Certain dog breeds are also more susceptible to feeling anxiety and distress. There are just so many possibilities.
My Dog Has Separation Anxiety, What Now?
If you’re wondering how to deal with separation anxiety in dogs, punishing your dog is not the answer. It doesn’t get to the root of the problem. If you punish your pet, it only causes the problem to get worse. Fortunately though there are other methods to help you deal with this issue.
You can let others know that your pet has dog confinement anxiety by putting a bandana or harness on your dog that clearly states “No Dogs” or “Nervous” on it. A yellow ribbon on the leash is another signal to others that they should refrain from interacting with your dog.
A desensitizing process may prove to be beneficial. It starts with your dog being exposed to a weaker version of whatever it is that upsets him or her. It has to be weak enough that your dog can remain calm enough to respond to your commands.
If your dog listens to them and ignores the stimulus, you reward the behavior with a treat. Once your dog becomes used to the stimulus, you increase it and go through the command/reward process again.
Eventually, your dog will learn to not respond to the stimuli and in doing so will receive a treat. It will assist in breaking the cycle of anxiety.

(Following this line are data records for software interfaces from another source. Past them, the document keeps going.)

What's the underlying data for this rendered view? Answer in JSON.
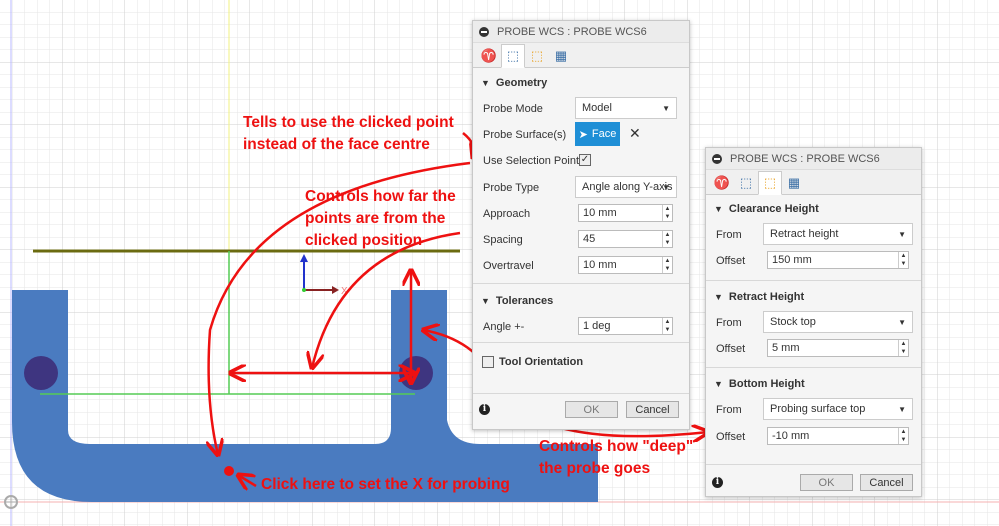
{
  "viewport": {
    "axis_label_x": "X",
    "colors": {
      "part": "#4a7bc0",
      "hole": "#3e3580",
      "annotation": "#ee1111",
      "accent": "#1f8fd6"
    }
  },
  "panel1": {
    "title": "PROBE WCS : PROBE WCS6",
    "tabs": [
      "tool-icon",
      "geometry-icon",
      "heights-icon",
      "passes-icon"
    ],
    "geometry": {
      "header": "Geometry",
      "probe_mode_label": "Probe Mode",
      "probe_mode_value": "Model",
      "probe_surface_label": "Probe Surface(s)",
      "face_label": "Face",
      "use_selection_point_label": "Use Selection Point",
      "use_selection_point_checked": true,
      "probe_type_label": "Probe Type",
      "probe_type_value": "Angle along Y-axis",
      "approach_label": "Approach",
      "approach_value": "10 mm",
      "spacing_label": "Spacing",
      "spacing_value": "45",
      "overtravel_label": "Overtravel",
      "overtravel_value": "10 mm"
    },
    "tolerances": {
      "header": "Tolerances",
      "angle_label": "Angle +-",
      "angle_value": "1 deg"
    },
    "tool_orientation": {
      "label": "Tool Orientation",
      "checked": false
    },
    "ok": "OK",
    "cancel": "Cancel"
  },
  "panel2": {
    "title": "PROBE WCS : PROBE WCS6",
    "clearance": {
      "header": "Clearance Height",
      "from_label": "From",
      "from_value": "Retract height",
      "offset_label": "Offset",
      "offset_value": "150 mm"
    },
    "retract": {
      "header": "Retract Height",
      "from_label": "From",
      "from_value": "Stock top",
      "offset_label": "Offset",
      "offset_value": "5 mm"
    },
    "bottom": {
      "header": "Bottom Height",
      "from_label": "From",
      "from_value": "Probing surface top",
      "offset_label": "Offset",
      "offset_value": "-10 mm"
    },
    "ok": "OK",
    "cancel": "Cancel"
  },
  "annotations": {
    "selection_point": [
      "Tells to use the clicked point",
      "instead of the face centre"
    ],
    "spacing": [
      "Controls how far the",
      "points are from the",
      "clicked position"
    ],
    "click": "Click here to set the X for probing",
    "depth": [
      "Controls how \"deep\"",
      "the probe goes"
    ]
  }
}
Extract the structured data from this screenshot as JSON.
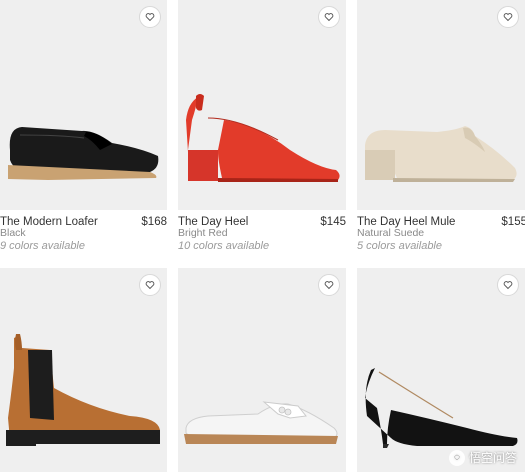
{
  "products": [
    {
      "name": "The Modern Loafer",
      "price": "$168",
      "color": "Black",
      "availability": "9 colors available",
      "icon": "heart-icon"
    },
    {
      "name": "The Day Heel",
      "price": "$145",
      "color": "Bright Red",
      "availability": "10 colors available",
      "icon": "heart-icon"
    },
    {
      "name": "The Day Heel Mule",
      "price": "$155",
      "color": "Natural Suede",
      "availability": "5 colors available",
      "icon": "heart-icon"
    },
    {
      "name": "",
      "price": "",
      "color": "",
      "availability": "",
      "icon": "heart-icon"
    },
    {
      "name": "",
      "price": "",
      "color": "",
      "availability": "",
      "icon": "heart-icon"
    },
    {
      "name": "",
      "price": "",
      "color": "",
      "availability": "",
      "icon": "heart-icon"
    }
  ],
  "watermark": {
    "text": "悟空问答"
  },
  "colors": {
    "background": "#efefef",
    "text": "#333333",
    "muted": "#9a9a9a"
  }
}
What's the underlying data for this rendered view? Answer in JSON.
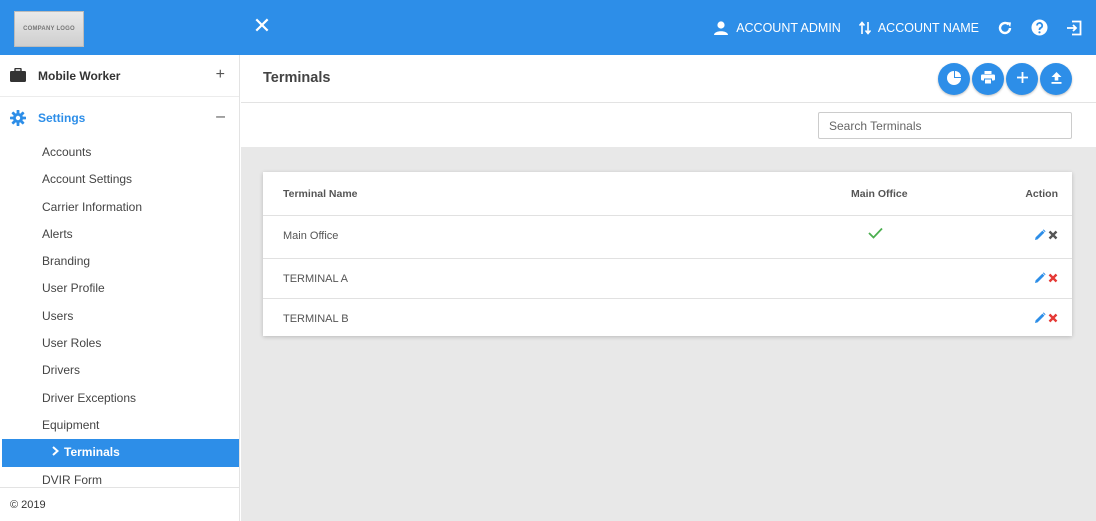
{
  "topbar": {
    "logo_text": "COMPANY LOGO",
    "close_label": "✕",
    "account_admin": "ACCOUNT ADMIN",
    "account_name": "ACCOUNT NAME",
    "accent_color": "#2d8ee8"
  },
  "sidebar": {
    "sections": [
      {
        "label": "Mobile Worker",
        "toggle": "+",
        "icon": "briefcase-icon"
      },
      {
        "label": "Settings",
        "toggle": "–",
        "icon": "gear-icon"
      }
    ],
    "items": [
      {
        "label": "Accounts"
      },
      {
        "label": "Account Settings"
      },
      {
        "label": "Carrier Information"
      },
      {
        "label": "Alerts"
      },
      {
        "label": "Branding"
      },
      {
        "label": "User Profile"
      },
      {
        "label": "Users"
      },
      {
        "label": "User Roles"
      },
      {
        "label": "Drivers"
      },
      {
        "label": "Driver Exceptions"
      },
      {
        "label": "Equipment"
      },
      {
        "label": "Terminals",
        "current": true
      },
      {
        "label": "DVIR Form"
      }
    ],
    "footer": "© 2019"
  },
  "main": {
    "title": "Terminals",
    "buttons": [
      "chart-icon",
      "print-icon",
      "plus-icon",
      "upload-icon"
    ],
    "search": {
      "placeholder": "Search Terminals",
      "value": ""
    },
    "table": {
      "headers": {
        "name": "Terminal Name",
        "main_office": "Main Office",
        "action": "Action"
      },
      "rows": [
        {
          "name": "Main Office",
          "main_office": true
        },
        {
          "name": "TERMINAL A",
          "main_office": false
        },
        {
          "name": "TERMINAL B",
          "main_office": false
        }
      ]
    }
  }
}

Because anxiety can be a serious issue for your pet, you have to be patient to overcome it.
How To Treat Separation Anxiety In Dogs
Assuming you have taken your dog to the vet to have any underlying medical issues ruled out, the vet also agrees that your dog has separation anxiety. What to do now though?
Here are some steps to follow to help ease your dogs anxiety.
1. Teach Alone Time
You can teach your pooch the value of spending time alone with boundaries.
You can start by teaching him or her to ‘stay’ or ‘wait’ while you go into another room.
Praise your dog or give a treat if your dog remains where you left them when you come back.
A pet camera with 2-way audio (affiliate link) may be another way to go so that your dog can hear your voice when you are not home.
2. Crate Training
Some pets do not suffer from dog confinement anxiety after they have been crate trained. The bonus to crate training is that there will always be a ‘safe’ dog confinement area for your pet to go and relax if something else is causing anxiety. From here you can check the best crate for separation anxiety here.
3. Regular Exercise
When your dog spends time exercising both his body and mind, he should be too tired to worry about where you are when he can’t see you from his bed.
Wearing your dog out before leaving home is a very successful method to use in dealing with separation anxiety.
How To Deal With Separation Anxiety In Dogs Final Words
Separation anxiety can cause other problems if it is not properly identified early and dealt with properly. Hopefully, we have given you some clues to watch out for and some great ideas on how to deal with separation anxiety in dogs.